Could you restate every record below word for word?

----------------------------------------

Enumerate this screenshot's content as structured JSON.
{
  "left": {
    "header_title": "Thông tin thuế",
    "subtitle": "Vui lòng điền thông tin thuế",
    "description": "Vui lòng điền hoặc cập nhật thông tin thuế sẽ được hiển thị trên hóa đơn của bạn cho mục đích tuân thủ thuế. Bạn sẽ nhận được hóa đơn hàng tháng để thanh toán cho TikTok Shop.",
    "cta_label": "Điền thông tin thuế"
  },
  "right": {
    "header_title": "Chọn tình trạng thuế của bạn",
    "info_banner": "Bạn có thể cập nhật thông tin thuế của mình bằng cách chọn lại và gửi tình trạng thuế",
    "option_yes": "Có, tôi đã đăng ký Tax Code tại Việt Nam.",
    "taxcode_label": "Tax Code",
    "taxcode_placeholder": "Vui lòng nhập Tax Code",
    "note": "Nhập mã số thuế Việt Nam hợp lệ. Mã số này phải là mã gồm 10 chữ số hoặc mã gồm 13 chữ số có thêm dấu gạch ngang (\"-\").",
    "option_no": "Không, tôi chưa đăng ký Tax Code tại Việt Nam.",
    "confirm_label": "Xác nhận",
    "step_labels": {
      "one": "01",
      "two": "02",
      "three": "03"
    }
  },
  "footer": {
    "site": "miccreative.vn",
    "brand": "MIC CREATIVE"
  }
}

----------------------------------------

- Solution -
Enumerate this screenshot's content as structured JSON.
{
  "left": {
    "header_title": "Thông tin thuế",
    "subtitle": "Vui lòng điền thông tin thuế",
    "description": "Vui lòng điền hoặc cập nhật thông tin thuế sẽ được hiển thị trên hóa đơn của bạn cho mục đích tuân thủ thuế. Bạn sẽ nhận được hóa đơn hàng tháng để thanh toán cho TikTok Shop.",
    "cta_label": "Điền thông tin thuế"
  },
  "right": {
    "header_title": "Chọn tình trạng thuế của bạn",
    "info_banner": "Bạn có thể cập nhật thông tin thuế của mình bằng cách chọn lại và gửi tình trạng thuế",
    "option_yes": "Có, tôi đã đăng ký Tax Code tại Việt Nam.",
    "taxcode_label": "Tax Code",
    "taxcode_placeholder": "Vui lòng nhập Tax Code",
    "note": "Nhập mã số thuế Việt Nam hợp lệ. Mã số này phải là mã gồm 10 chữ số hoặc mã gồm 13 chữ số có thêm dấu gạch ngang (\"-\").",
    "option_no": "Không, tôi chưa đăng ký Tax Code tại Việt Nam.",
    "confirm_label": "Xác nhận",
    "step_labels": {
      "one": "01",
      "two": "02",
      "three": "03"
    }
  },
  "footer": {
    "site": "miccreative.vn",
    "brand": "MIC CREATIVE"
  }
}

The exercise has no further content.